Writing a book can be a great deal of fun, especially when you are covering a topic or creating a story that means a great deal to you. Even when you don’t plan to publish your book for profit, every book needs to go through a careful editing and proofreading process to ensure readability.
Mistake-free grammar and spelling are essential for building your credibility as a writer, and editing for content will ensure you are conveying your message as clearly and effectively as possible. Contrary to some misconceptions, proofreading and editing are not exactly the same processes.
Proofreading and Editing: An Important Distinction

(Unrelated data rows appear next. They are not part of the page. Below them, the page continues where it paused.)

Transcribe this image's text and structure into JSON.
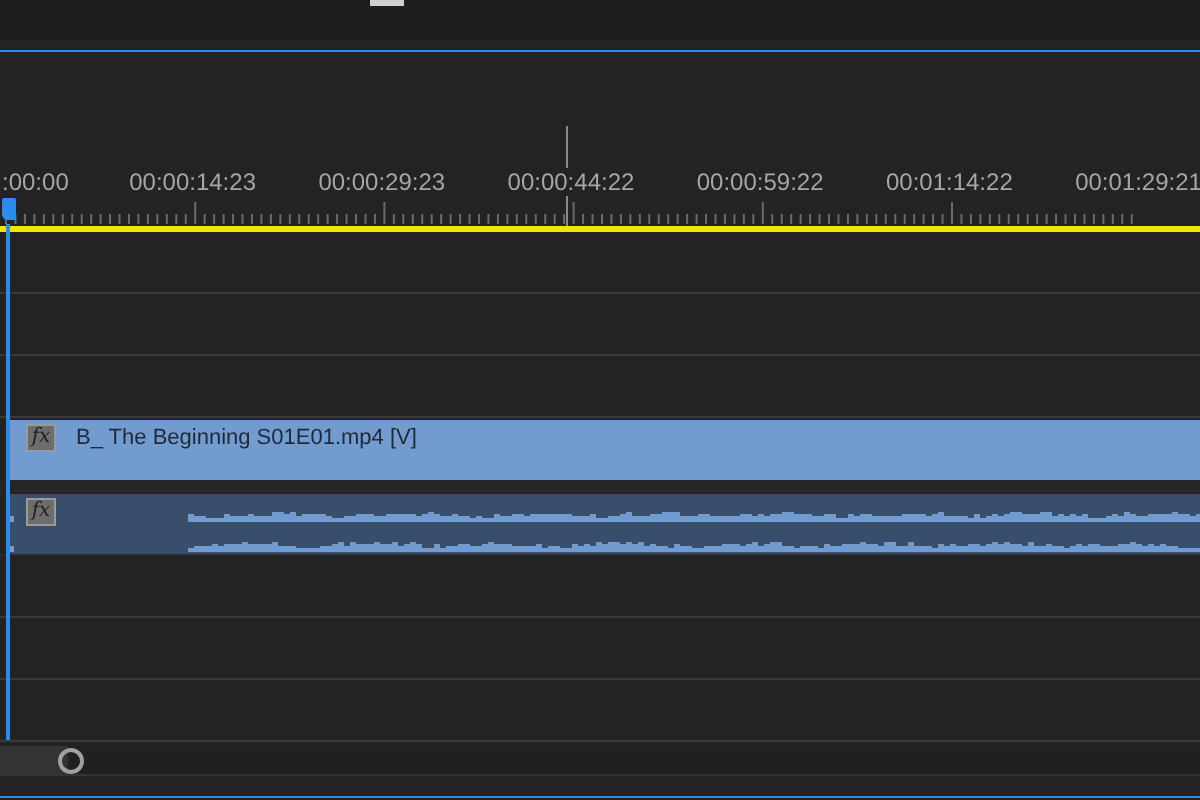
{
  "ruler": {
    "timecodes": [
      ":00:00",
      "00:00:14:23",
      "00:00:29:23",
      "00:00:44:22",
      "00:00:59:22",
      "00:01:14:22",
      "00:01:29:21"
    ]
  },
  "tracks": [
    {
      "kind": "empty"
    },
    {
      "kind": "empty"
    },
    {
      "kind": "empty"
    },
    {
      "kind": "video",
      "fx": "fx",
      "name": "B_ The Beginning S01E01.mp4 [V]"
    },
    {
      "kind": "audio",
      "fx": "fx"
    },
    {
      "kind": "empty"
    },
    {
      "kind": "empty"
    },
    {
      "kind": "empty"
    }
  ]
}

Proofreading a book involves going over the grammar, syntax and spelling to find and correct any errors such as a careless typo or a misplaced word. Though a word processor’s spelling -and grammar- checking tools can help, you can’t rely on them alone because these tools often miss errors they aren’t programmed to recognize. When going through your proofreading process line by line, it’s also a good idea to have your dictionary and favorite writing style guide handy just in case any questions arise in your mind.
Editing is a more holistic process than proofreading; it covers areas such as word choice, paragraph placement and sentence structure to make sure you’re using language effectively to connect with your readers. Many writers end up moving entire paragraphs around or rearranging sentences so that the whole passage or chapter has more impact. Having a good thesaurus is another recommended step because it can help you with adding word variety.
Why Every Book Needs Both
Any genre of book needs to be proofread carefully because you want to give your readers the best end result you’re capable of creating. Misspelled words or grammatical mistakes will take away from the overall reading experience, and these can even undermine the message you’re trying to get across in your writing.
Editing is imperative because it will strengthen your word choices and get your message to your readers as clearly as possible. Both editing and proofreading work to create the impression of you as a knowledgeable writer whose book is definitely worth purchasing and reading.
You Can’t Rely Solely on Yourself
One of the most common mistakes among new authors is to skip hiring a proofreader or editor. It can be tempting to save on the expense, but it can usually cost you more in the long run in terms of your book’s success. It’s quite common to miss glaring mistakes in your own writing or to believe you corrected an error that you actually overlooked. The one rare exception is the writer who also has professional editing experience.
Another pair of eyes can catch many things in your writing that you may not have even considered as areas needing improvement. Freelance editors and proofreaders are widely available for hire at reasonable rates. Even if you’re writing a book solely for your friends’ and family’s enjoyment, asking at least one of them to look over your writing is well worth the bit of extra time.